I like Eliezer's essay on belief very much. I've been thinking about the role of belief in religion. (For the sake of full disclosure, my background is Calvinist.) I wonder why Christians say, "We believe in one God," as if that were a particularly strong assertion. Wouldn't it be stronger to say, "We know one God?" What is the difference between belief and knowledge? It seems to me that beliefs are usually based on no data. Most people who believe in a god do so in precisely the same way that they might believe in a dragon in the garage. People are comfortable saying that they know something only when they can refer to supporting data. Believers are valiantly clinging to concepts for which the data is absent. Most people who believe in a god do so in precisely the same way that they might believe in a dragon in the garage.

Regarding the dialogue between the dragon claimant and his challengers, why didn't the challengers simply ask the claimant, "Why do you say that there is an invisible, inaudible, non-respiriating, flour-permeable dragon in your garage?"

Comment author: johnwcowan 26 July 2011 11:28:57PM 1 point [-]

Knowledge involves more than belief. You know p if all of the following are true:

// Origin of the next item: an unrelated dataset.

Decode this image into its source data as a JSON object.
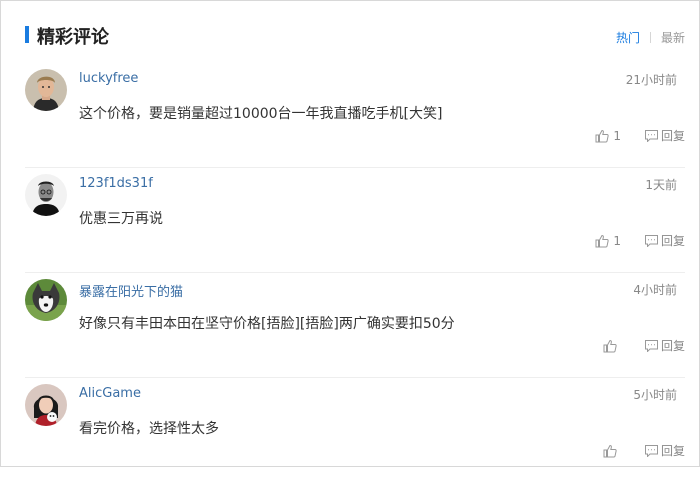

1) You believe p. 2) p is true. 3) If p were not true, you wouldn't believe it (justified true belief) 4) If p were true, you would believe it (Gettier belief)

And most beliefs, such as the belief that my keys are in my left pocket, are trivial and true, as well as being based on data.

Comment author: TheOtherDave 27 July 2011 01:57:01PM 1 point [-]

At least in my mind, the processes that generate beliefs like "my keys are in my left pocket" are not perfectly reliable -- at least once, I have thought my keys were in my left pocket when in fact I left them on the dresser.

So #3 is demonstrably false for me; on this account, I don't know where my keys are.

Which is perfectly internally consistent, though it doesn't match up with the colloquial usage of "to know," which seems to indicate that the speaker's confidence in p is above some threshold.

There's nothing wrong with having precisely defined terms of art, in epistemology or any other field. But it can lead to confusion when colloquial words are repurposed in this way.

Comment author: MixedNuts 27 July 2011 02:30:10PM 2 points [-]

Add "with high probability" everywhere.

Comment author: Clarica 28 September 2011 07:31:36PM 0 points [-]

And also, "How do you know."

Your question is more helpful, of course. Any person who believes that there is a non-evidentiary dragon in a garage will have some way to answer mine, hopefully without going through too much more stress.